How the Metaverse is shaping your favourite brands
Described as a series of virtual worlds designed to offer a fully immersive digital experience, the Metaverse may seem like a digital playground. However, with industry experts predicting that the Metaverse will be part of the fabric of everyday life within the next decade, businesses would do well to recognise its potential.
With big name brands always looking for new ways to connect with their customer base, it is perhaps no surprise to see some of the world’s biggest names embracing the opportunities presented by an alternative digital reality. In this article, we take a look at how Web3, non-fungible tokens (NFTs), Crypto and Blockchain are becoming the norm for some of the globe’s most well-known brands.
Nike takes a ‘sporting chance’ on the Metaverse
Earlier this month, Nike opened an online store and trading platform for virtual sneakers, releasing its own goods on the Swoosh platform, where users will be able to collect and show off their purchases. This is part of the brand’s ongoing investment in the Metaverse with Nike earning nearly $200 million to date from NFT products alone. Last year, it started filing trademarks for virtual goods, opened its own virtual world on Roblox and acquired virtual sneaker creator RTFKT.
Digital products available on Swoosh include various types of tie-ins and may unlock access to physical items, making them available in video games or providing entry to real-life events.
The Metaverse space will also provide brand tie-ins with athletes signed to Nike, equipping them with their own storefronts on the site. Long term it is likely that individual creators may also have the opportunity to co-create products with Nike and earn royalties on their designs.
Despite the recent turbulence in crypto markets, Nike’s move showcases the potential for the Metaverse and blockchain technology to create new revenues streams and ways to connect with consumers.
Formula One races in to next chapter
In October of this year, Formula One filed eight trade mark applications covering cryptocurrency, NFTs, crypto marketplaces, retail stores for virtual goods, cryptocurrency trading and mining and blockchain financial transactions.
Obtaining these trademarks highlights that F1 may wish to play an active role in the growing Web3 ecosystem and may plan to offer retail store services in virtual goods, as well as provide an online marketplace for buyers and sellers of crypto and NFTs.
Its trademark applications cover software for use with cryptocurrency, meta tokens, digital collectibles and NFTs, as well as software for digital currency payment and exchange transactions.
The trademarks also pertain to virtual goods entertainment services, namely downloadable artwork, cryptocurrency, digital collectibles, crypto-collectibles and NFTs for use in online, virtual, augmented and mixed-reality environments.
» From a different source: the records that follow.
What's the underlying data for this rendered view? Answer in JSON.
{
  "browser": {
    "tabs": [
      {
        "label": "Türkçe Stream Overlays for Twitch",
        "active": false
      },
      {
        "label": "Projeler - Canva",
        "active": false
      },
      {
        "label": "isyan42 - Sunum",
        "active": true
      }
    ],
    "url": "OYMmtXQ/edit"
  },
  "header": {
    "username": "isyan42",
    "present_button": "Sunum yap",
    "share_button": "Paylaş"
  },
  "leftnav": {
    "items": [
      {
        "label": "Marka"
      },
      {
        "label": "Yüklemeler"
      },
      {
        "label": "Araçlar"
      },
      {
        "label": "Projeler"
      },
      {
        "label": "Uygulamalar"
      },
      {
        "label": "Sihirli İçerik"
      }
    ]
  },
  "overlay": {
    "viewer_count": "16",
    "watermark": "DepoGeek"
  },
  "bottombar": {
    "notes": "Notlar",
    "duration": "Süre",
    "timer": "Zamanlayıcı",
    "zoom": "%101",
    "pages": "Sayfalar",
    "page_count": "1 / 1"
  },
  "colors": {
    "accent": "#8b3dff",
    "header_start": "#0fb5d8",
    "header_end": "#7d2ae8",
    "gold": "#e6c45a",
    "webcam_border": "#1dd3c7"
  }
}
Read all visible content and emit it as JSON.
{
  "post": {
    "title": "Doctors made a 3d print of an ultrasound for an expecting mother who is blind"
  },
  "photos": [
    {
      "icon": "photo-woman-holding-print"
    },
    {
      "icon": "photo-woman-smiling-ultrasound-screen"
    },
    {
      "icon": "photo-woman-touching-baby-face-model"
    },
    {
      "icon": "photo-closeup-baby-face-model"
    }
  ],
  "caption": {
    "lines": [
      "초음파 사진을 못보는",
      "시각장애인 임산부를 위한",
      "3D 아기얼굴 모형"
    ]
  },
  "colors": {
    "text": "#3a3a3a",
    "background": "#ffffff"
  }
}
Taking out a trademark for blockchain financial transactions is particularly interesting as it may indicate plans to integrate digital currency or digital tokens.
Overall, F1’s move is part of a growing trend for expansion into Web3 and virtual goods or services trademarks amongst major brands. In 2022, more than 5,800 trademark applications were filed with the U.S. Patent and Trademark Office (USPTO) for NFTs and related technology – over two and a half times more than the 2,087 recorded in 2021. Applications were filed for top brands including Gucci, Nike, Adidas, NewBalance and Hermes.
Welcome to the McMetaverse
In January 2022, the popular fast-food chain filed ten patents to sell virtual goods and drinks as downloadable media files containing NFTs.
McDonald’s also plans to operate a virtual restaurant featuring “virtual and actual food” and included the McCafe brand in the Metaverse trademark application.
The company also plans to organise virtual entertainment events like concerts. These events have become very popular as they eliminate geographical barriers that previously prevented fans from seeing their favourite acts perform; for artists, this vastly reduces the cost of touring.
Further afield in the food sector, bakery and cafe chain Panera Bread also submitted a similar trademark application for a virtual restaurant and cafe chain called Paneraverse.
Forecasts indicate that these trademarks are only set to become more popular as brands fear missing out on the potential gains from having a solid presence in the Metaverse.